Crabby over at Cranky Fitness wrote a post yesterday about staying fit in these hard economic times. Some of you have probably figured out by now that the Bag Lady isn't exactly a fitness guru (hehehehe), but she does try to live a simple, economical life, so she has decided to share a few tips she has learned for stretching your dollar.
The first thing you have to ask yourself is do you really NEED that Ipod/new outfit/couch/DVD/whatever, or do you simply WANT it? Is shopping a form of recreation for you, or do you shop for specific items and ignore all the "deals" on display? In the past few years of rampant consumerism, the Bag Lady has been astounded at the sight of people lined up for hours, waiting for a store to open in order to buy the newest computer game/electronic gadget/whatever. She wonders if, due to this new economic reality, those will be the same people lined up waiting for the soup kitchens to open?
Oh, wait, she was going to give you some tips for pinching pennies. Sorry, she got sidetracked!
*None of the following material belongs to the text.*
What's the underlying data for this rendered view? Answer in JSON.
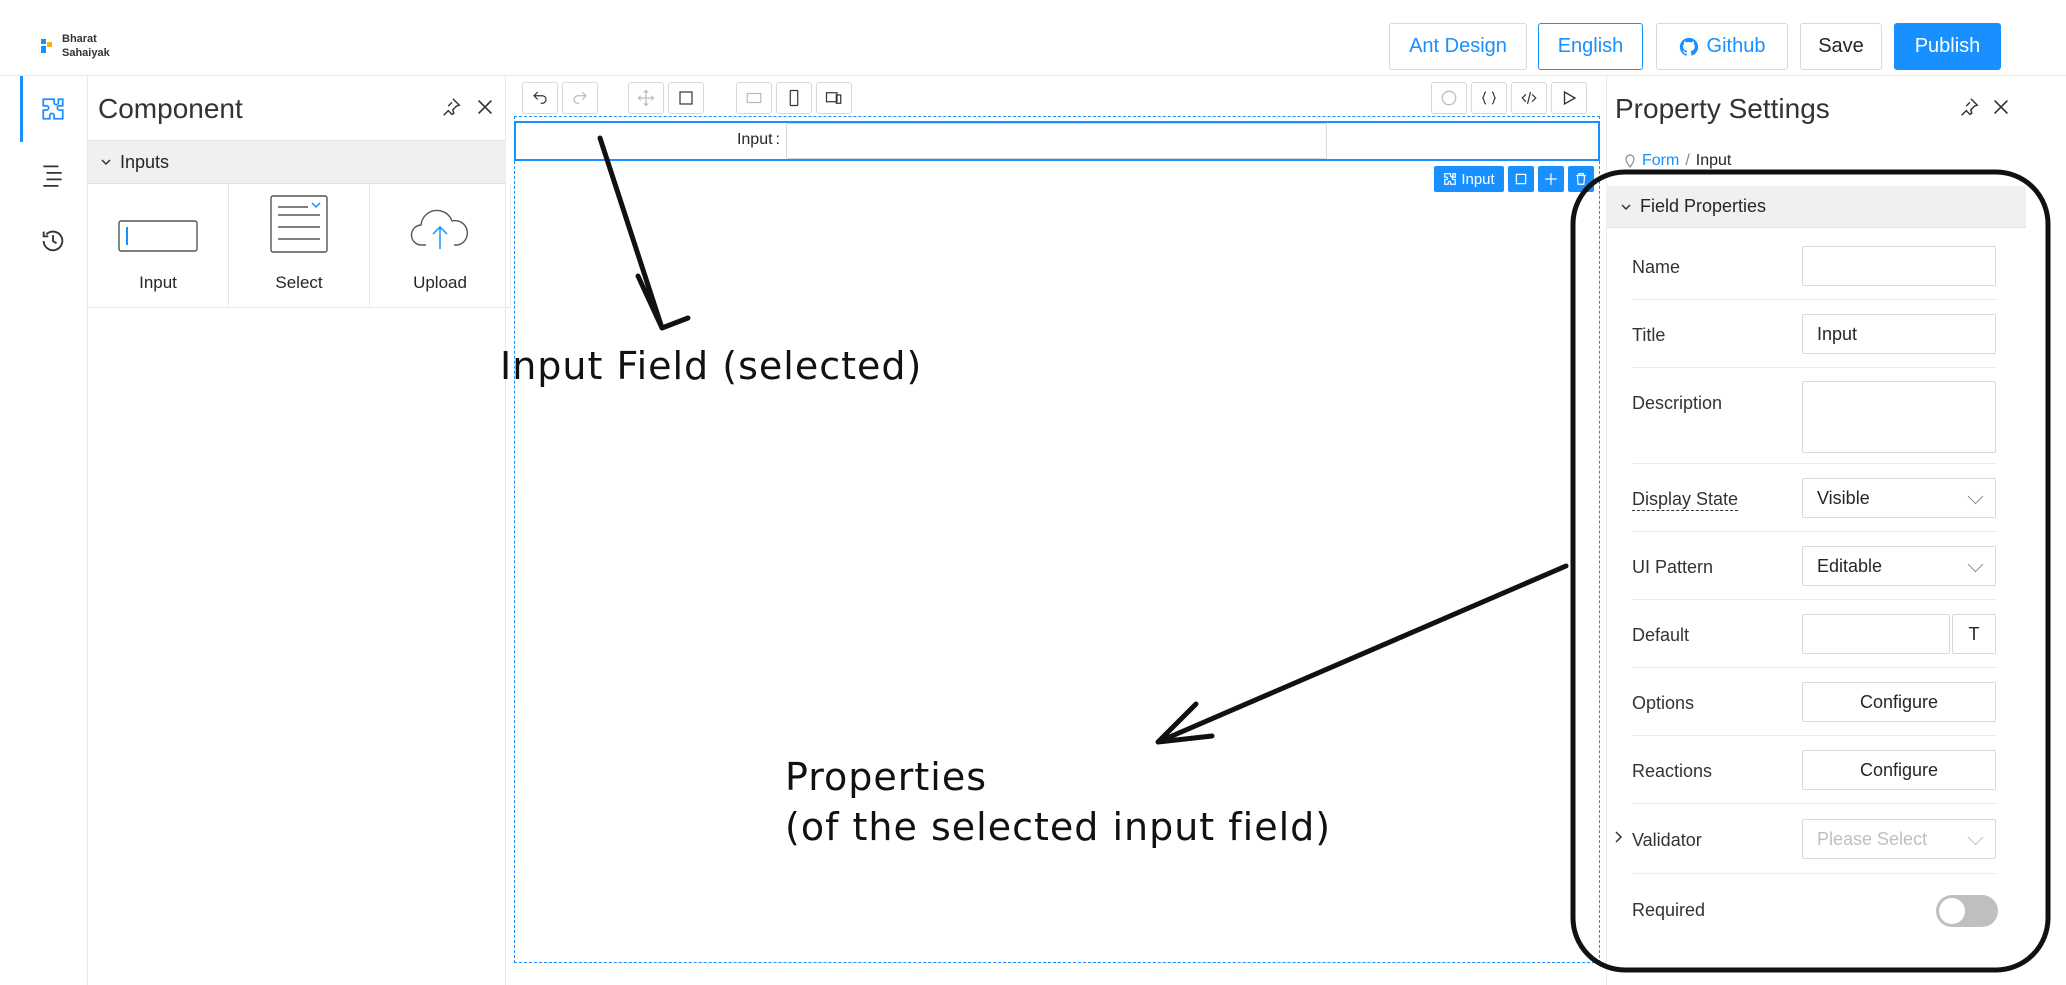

Most of her tips involve food, because that is an area she knows well. Some of you who have been reading her blog for awhile are probably aware that she likes food. She likes to cook and create new dishes, and she loves to eat!
Meal planning is an important part of staying within your budget. With a little planning, you can create simple, nutritious meals for far less money than you would spend on one meal out in a fancy restaurant. For example, buy a less expensive cut of meat with a bone in it. Roast it for supper on Sunday, then boil the bone and any leftover meat and vegetables for soup for later in the week.
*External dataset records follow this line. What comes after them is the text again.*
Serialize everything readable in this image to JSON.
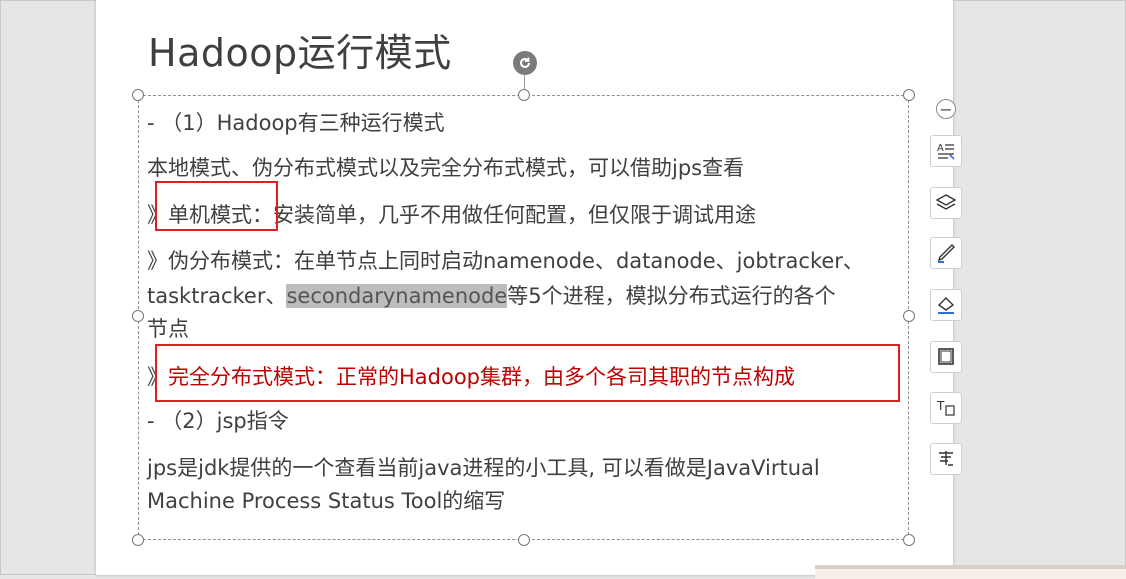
{
  "slide": {
    "title": "Hadoop运行模式",
    "lines": [
      "- （1）Hadoop有三种运行模式",
      "本地模式、伪分布式模式以及完全分布式模式，可以借助jps查看",
      "》单机模式：安装简单，几乎不用做任何配置，但仅限于调试用途",
      "》伪分布模式：在单节点上同时启动namenode、datanode、jobtracker、",
      "tasktracker、",
      "secondarynamenode",
      "等5个进程，模拟分布式运行的各个",
      "节点",
      "》",
      "完全分布式模式：正常的Hadoop集群，由多个各司其职的节点构成",
      "- （2）jsp指令",
      "jps是jdk提供的一个查看当前java进程的小工具, 可以看做是JavaVirtual",
      "Machine Process Status Tool的缩写"
    ]
  },
  "toolbar": {
    "minus": "−",
    "buttons": [
      "text-fill-icon",
      "layers-icon",
      "pen-icon",
      "shape-fill-icon",
      "border-icon",
      "text-box-icon",
      "text-spacing-icon"
    ]
  },
  "colors": {
    "accent_red": "#e02020",
    "text_red": "#c00000",
    "highlight": "#bdbdbd"
  }
}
As some of you are aware, the Bag Lady cooked a big meal this past Thanksgiving weekend for a large family gathering. From the leftover turkey, she will make hot turkey sandwiches, cold turkey sandwiches, turkey pot pie, a few TV dinners, and she has boiled the carcass for soup. She also has leftover ham, which will be used for omelettes and sandwiches, and that bone has also been boiled for soup.
The TV dinners and the soups will go into the deep freeze for later. So from that one big dinner, she will have enough leftovers for roughly 10 meals. Nothing will go to waste, if she can help it. Her dog will eat fairly well, too!
Don't eat meat? Try making vegetable soup. Use those leafy bits off the celery, some potatoes and the less-than-pretty parts of the carrots and onions, throw in some dried beans or lentils, herbs and spices (don't forget the bay leaf, and don't forget to remove it before you serve the soup!) and let it cook.
Think you don't have time to make soup? If you have time to do laundry and clean your house, you have time to make soup. Ten minutes of cutting up the ingredients, leaving it to simmer on the back of the stove while you go about your other tasks, giving it a stir occasionally when you walk past. If you divide it into serving sizes, put it into glass jars, let it cool and then freeze it, you'll have a ready supply of easy meals. (You ask why glass jars? They can be washed and re-used over and over, and don't release the toxins that plastic sometimes does!)
Do you use a lot of paper towel in your kitchen (something the Bag Lady is guilty of)? Try hanging a hand towel over the handle of your oven door and using it to dry your hands. It can be washed and re-used countless times.
Don't waste money buying bottled water. The tap water in most cities is probably better for you. Buy a refillable bottle and fill it at home. You'd be surprised at the money you'll save.
The Bag Lady is afraid that there are going to be hard economic times ahead for many people, and they are going to have to relearn some of the tricks that their grandparents knew. In the last couple of decades of prosperity, the Bag Lady thinks we have become a throw-away society. The movement toward recycling is, in reality, a step back to our grandparents time when they knew how to be self-sufficient and to get by with less. Nothing was wasted on the farm because there wasn't any money to buy new. They turned frayed collars, replaced sleeve cuffs, patched and altered their clothing. Table scraps fed the dogs, chickens or pigs. You made do, or did without. This is a lesson that may have to be re-learned in the coming days.
What's your favourite tip for saving money?